> [Data shown]:

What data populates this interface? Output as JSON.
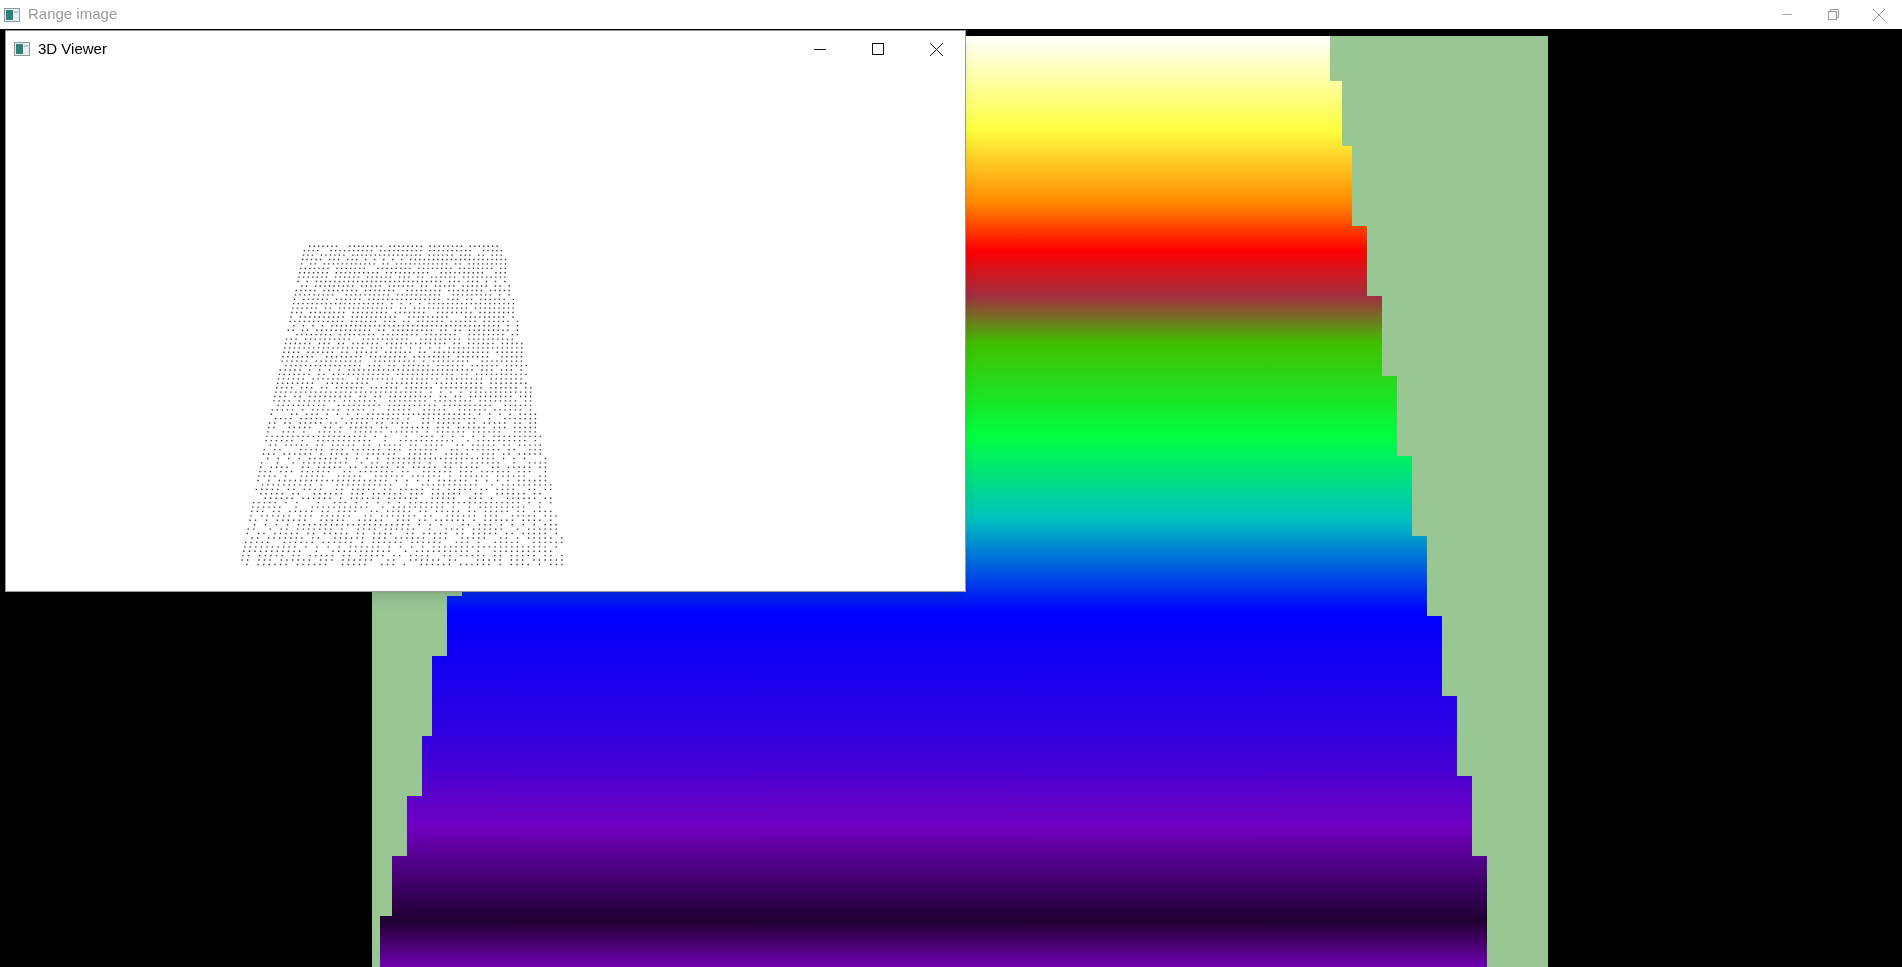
{
  "background_window": {
    "title": "Range image"
  },
  "viewer_window": {
    "title": "3D Viewer"
  }
}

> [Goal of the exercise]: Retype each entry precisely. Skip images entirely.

> [Result of the exercise]:
What data populates this interface? Output as JSON.
{
  "background_window": {
    "title": "Range image"
  },
  "viewer_window": {
    "title": "3D Viewer"
  }
}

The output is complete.